-- Information supplied follows --
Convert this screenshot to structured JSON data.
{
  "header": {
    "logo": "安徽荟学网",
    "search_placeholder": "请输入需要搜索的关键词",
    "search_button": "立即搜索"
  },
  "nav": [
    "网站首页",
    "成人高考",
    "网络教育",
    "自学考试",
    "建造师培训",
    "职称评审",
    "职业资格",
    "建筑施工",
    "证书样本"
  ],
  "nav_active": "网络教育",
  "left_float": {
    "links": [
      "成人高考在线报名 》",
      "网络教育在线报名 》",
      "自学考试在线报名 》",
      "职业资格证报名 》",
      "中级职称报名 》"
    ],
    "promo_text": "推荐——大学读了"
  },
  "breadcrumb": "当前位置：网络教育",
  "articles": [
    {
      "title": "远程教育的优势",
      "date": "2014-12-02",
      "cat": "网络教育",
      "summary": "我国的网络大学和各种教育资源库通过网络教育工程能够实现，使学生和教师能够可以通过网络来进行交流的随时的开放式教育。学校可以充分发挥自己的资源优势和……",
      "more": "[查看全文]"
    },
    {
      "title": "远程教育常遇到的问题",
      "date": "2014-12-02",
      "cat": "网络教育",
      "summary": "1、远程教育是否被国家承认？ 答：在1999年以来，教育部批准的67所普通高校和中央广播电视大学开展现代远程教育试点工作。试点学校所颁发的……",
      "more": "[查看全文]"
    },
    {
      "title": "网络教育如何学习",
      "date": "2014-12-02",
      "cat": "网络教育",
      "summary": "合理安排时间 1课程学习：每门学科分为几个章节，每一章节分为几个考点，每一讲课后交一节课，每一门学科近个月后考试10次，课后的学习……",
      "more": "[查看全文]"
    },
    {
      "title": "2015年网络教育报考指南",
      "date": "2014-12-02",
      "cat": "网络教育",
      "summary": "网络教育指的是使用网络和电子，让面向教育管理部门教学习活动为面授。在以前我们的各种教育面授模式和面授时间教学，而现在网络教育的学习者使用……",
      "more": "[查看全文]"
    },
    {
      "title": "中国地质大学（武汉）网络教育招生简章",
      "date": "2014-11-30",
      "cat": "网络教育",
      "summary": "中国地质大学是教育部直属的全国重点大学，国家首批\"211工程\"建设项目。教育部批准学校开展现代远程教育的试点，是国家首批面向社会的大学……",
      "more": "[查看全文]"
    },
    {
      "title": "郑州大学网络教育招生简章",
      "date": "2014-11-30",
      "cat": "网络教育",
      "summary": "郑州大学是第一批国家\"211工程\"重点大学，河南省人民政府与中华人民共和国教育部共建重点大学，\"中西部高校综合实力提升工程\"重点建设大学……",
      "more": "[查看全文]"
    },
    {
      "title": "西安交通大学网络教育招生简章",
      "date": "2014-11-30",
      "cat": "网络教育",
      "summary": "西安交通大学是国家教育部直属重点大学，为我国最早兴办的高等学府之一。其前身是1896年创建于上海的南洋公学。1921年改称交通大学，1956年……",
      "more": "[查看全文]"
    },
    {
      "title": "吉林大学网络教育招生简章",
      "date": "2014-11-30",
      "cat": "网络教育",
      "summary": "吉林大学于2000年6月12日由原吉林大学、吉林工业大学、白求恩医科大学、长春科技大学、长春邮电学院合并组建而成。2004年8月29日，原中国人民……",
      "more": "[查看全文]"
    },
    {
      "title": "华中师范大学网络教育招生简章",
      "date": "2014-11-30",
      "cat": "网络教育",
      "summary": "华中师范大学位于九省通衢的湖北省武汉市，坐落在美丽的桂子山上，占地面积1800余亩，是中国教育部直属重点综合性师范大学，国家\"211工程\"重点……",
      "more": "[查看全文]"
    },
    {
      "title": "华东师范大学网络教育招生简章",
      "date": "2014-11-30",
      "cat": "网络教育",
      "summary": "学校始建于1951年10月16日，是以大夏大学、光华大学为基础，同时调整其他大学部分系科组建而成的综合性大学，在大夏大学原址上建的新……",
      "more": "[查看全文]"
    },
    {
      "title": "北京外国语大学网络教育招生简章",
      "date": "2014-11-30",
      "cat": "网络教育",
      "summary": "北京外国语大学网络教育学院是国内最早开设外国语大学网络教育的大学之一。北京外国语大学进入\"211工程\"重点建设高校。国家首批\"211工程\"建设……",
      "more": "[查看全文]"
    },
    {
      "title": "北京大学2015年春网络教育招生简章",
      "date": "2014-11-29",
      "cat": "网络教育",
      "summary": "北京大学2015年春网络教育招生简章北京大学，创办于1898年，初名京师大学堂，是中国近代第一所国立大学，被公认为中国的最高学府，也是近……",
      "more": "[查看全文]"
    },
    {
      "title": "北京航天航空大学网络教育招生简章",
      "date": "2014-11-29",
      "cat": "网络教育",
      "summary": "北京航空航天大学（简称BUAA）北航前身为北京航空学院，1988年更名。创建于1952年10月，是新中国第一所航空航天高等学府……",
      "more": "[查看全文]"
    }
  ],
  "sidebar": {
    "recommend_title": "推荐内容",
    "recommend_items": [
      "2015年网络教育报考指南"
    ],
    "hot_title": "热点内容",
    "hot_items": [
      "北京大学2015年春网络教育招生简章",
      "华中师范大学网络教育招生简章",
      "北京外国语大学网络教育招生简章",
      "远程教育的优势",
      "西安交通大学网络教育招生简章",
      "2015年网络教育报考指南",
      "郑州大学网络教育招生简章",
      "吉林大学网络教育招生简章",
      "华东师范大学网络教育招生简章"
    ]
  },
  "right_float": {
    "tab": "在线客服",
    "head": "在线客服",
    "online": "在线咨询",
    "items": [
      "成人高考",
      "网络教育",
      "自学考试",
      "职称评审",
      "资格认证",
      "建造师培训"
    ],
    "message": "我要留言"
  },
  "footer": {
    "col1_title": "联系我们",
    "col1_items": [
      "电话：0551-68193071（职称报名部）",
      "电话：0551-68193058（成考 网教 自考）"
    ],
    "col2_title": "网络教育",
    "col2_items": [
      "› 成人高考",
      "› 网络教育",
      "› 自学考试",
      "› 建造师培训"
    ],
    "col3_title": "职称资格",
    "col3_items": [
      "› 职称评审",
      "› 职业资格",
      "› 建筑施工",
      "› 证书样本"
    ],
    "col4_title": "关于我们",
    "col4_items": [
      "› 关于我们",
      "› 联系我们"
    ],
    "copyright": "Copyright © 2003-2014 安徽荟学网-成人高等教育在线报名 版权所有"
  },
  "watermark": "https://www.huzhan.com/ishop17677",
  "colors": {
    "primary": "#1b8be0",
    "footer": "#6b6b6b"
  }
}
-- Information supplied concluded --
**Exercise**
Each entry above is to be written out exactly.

**Written answer**
Convert this screenshot to structured JSON data.
{
  "header": {
    "logo": "安徽荟学网",
    "search_placeholder": "请输入需要搜索的关键词",
    "search_button": "立即搜索"
  },
  "nav": [
    "网站首页",
    "成人高考",
    "网络教育",
    "自学考试",
    "建造师培训",
    "职称评审",
    "职业资格",
    "建筑施工",
    "证书样本"
  ],
  "nav_active": "网络教育",
  "left_float": {
    "links": [
      "成人高考在线报名 》",
      "网络教育在线报名 》",
      "自学考试在线报名 》",
      "职业资格证报名 》",
      "中级职称报名 》"
    ],
    "promo_text": "推荐——大学读了"
  },
  "breadcrumb": "当前位置：网络教育",
  "articles": [
    {
      "title": "远程教育的优势",
      "date": "2014-12-02",
      "cat": "网络教育",
      "summary": "我国的网络大学和各种教育资源库通过网络教育工程能够实现，使学生和教师能够可以通过网络来进行交流的随时的开放式教育。学校可以充分发挥自己的资源优势和……",
      "more": "[查看全文]"
    },
    {
      "title": "远程教育常遇到的问题",
      "date": "2014-12-02",
      "cat": "网络教育",
      "summary": "1、远程教育是否被国家承认？ 答：在1999年以来，教育部批准的67所普通高校和中央广播电视大学开展现代远程教育试点工作。试点学校所颁发的……",
      "more": "[查看全文]"
    },
    {
      "title": "网络教育如何学习",
      "date": "2014-12-02",
      "cat": "网络教育",
      "summary": "合理安排时间 1课程学习：每门学科分为几个章节，每一章节分为几个考点，每一讲课后交一节课，每一门学科近个月后考试10次，课后的学习……",
      "more": "[查看全文]"
    },
    {
      "title": "2015年网络教育报考指南",
      "date": "2014-12-02",
      "cat": "网络教育",
      "summary": "网络教育指的是使用网络和电子，让面向教育管理部门教学习活动为面授。在以前我们的各种教育面授模式和面授时间教学，而现在网络教育的学习者使用……",
      "more": "[查看全文]"
    },
    {
      "title": "中国地质大学（武汉）网络教育招生简章",
      "date": "2014-11-30",
      "cat": "网络教育",
      "summary": "中国地质大学是教育部直属的全国重点大学，国家首批\"211工程\"建设项目。教育部批准学校开展现代远程教育的试点，是国家首批面向社会的大学……",
      "more": "[查看全文]"
    },
    {
      "title": "郑州大学网络教育招生简章",
      "date": "2014-11-30",
      "cat": "网络教育",
      "summary": "郑州大学是第一批国家\"211工程\"重点大学，河南省人民政府与中华人民共和国教育部共建重点大学，\"中西部高校综合实力提升工程\"重点建设大学……",
      "more": "[查看全文]"
    },
    {
      "title": "西安交通大学网络教育招生简章",
      "date": "2014-11-30",
      "cat": "网络教育",
      "summary": "西安交通大学是国家教育部直属重点大学，为我国最早兴办的高等学府之一。其前身是1896年创建于上海的南洋公学。1921年改称交通大学，1956年……",
      "more": "[查看全文]"
    },
    {
      "title": "吉林大学网络教育招生简章",
      "date": "2014-11-30",
      "cat": "网络教育",
      "summary": "吉林大学于2000年6月12日由原吉林大学、吉林工业大学、白求恩医科大学、长春科技大学、长春邮电学院合并组建而成。2004年8月29日，原中国人民……",
      "more": "[查看全文]"
    },
    {
      "title": "华中师范大学网络教育招生简章",
      "date": "2014-11-30",
      "cat": "网络教育",
      "summary": "华中师范大学位于九省通衢的湖北省武汉市，坐落在美丽的桂子山上，占地面积1800余亩，是中国教育部直属重点综合性师范大学，国家\"211工程\"重点……",
      "more": "[查看全文]"
    },
    {
      "title": "华东师范大学网络教育招生简章",
      "date": "2014-11-30",
      "cat": "网络教育",
      "summary": "学校始建于1951年10月16日，是以大夏大学、光华大学为基础，同时调整其他大学部分系科组建而成的综合性大学，在大夏大学原址上建的新……",
      "more": "[查看全文]"
    },
    {
      "title": "北京外国语大学网络教育招生简章",
      "date": "2014-11-30",
      "cat": "网络教育",
      "summary": "北京外国语大学网络教育学院是国内最早开设外国语大学网络教育的大学之一。北京外国语大学进入\"211工程\"重点建设高校。国家首批\"211工程\"建设……",
      "more": "[查看全文]"
    },
    {
      "title": "北京大学2015年春网络教育招生简章",
      "date": "2014-11-29",
      "cat": "网络教育",
      "summary": "北京大学2015年春网络教育招生简章北京大学，创办于1898年，初名京师大学堂，是中国近代第一所国立大学，被公认为中国的最高学府，也是近……",
      "more": "[查看全文]"
    },
    {
      "title": "北京航天航空大学网络教育招生简章",
      "date": "2014-11-29",
      "cat": "网络教育",
      "summary": "北京航空航天大学（简称BUAA）北航前身为北京航空学院，1988年更名。创建于1952年10月，是新中国第一所航空航天高等学府……",
      "more": "[查看全文]"
    }
  ],
  "sidebar": {
    "recommend_title": "推荐内容",
    "recommend_items": [
      "2015年网络教育报考指南"
    ],
    "hot_title": "热点内容",
    "hot_items": [
      "北京大学2015年春网络教育招生简章",
      "华中师范大学网络教育招生简章",
      "北京外国语大学网络教育招生简章",
      "远程教育的优势",
      "西安交通大学网络教育招生简章",
      "2015年网络教育报考指南",
      "郑州大学网络教育招生简章",
      "吉林大学网络教育招生简章",
      "华东师范大学网络教育招生简章"
    ]
  },
  "right_float": {
    "tab": "在线客服",
    "head": "在线客服",
    "online": "在线咨询",
    "items": [
      "成人高考",
      "网络教育",
      "自学考试",
      "职称评审",
      "资格认证",
      "建造师培训"
    ],
    "message": "我要留言"
  },
  "footer": {
    "col1_title": "联系我们",
    "col1_items": [
      "电话：0551-68193071（职称报名部）",
      "电话：0551-68193058（成考 网教 自考）"
    ],
    "col2_title": "网络教育",
    "col2_items": [
      "› 成人高考",
      "› 网络教育",
      "› 自学考试",
      "› 建造师培训"
    ],
    "col3_title": "职称资格",
    "col3_items": [
      "› 职称评审",
      "› 职业资格",
      "› 建筑施工",
      "› 证书样本"
    ],
    "col4_title": "关于我们",
    "col4_items": [
      "› 关于我们",
      "› 联系我们"
    ],
    "copyright": "Copyright © 2003-2014 安徽荟学网-成人高等教育在线报名 版权所有"
  },
  "watermark": "https://www.huzhan.com/ishop17677",
  "colors": {
    "primary": "#1b8be0",
    "footer": "#6b6b6b"
  }
}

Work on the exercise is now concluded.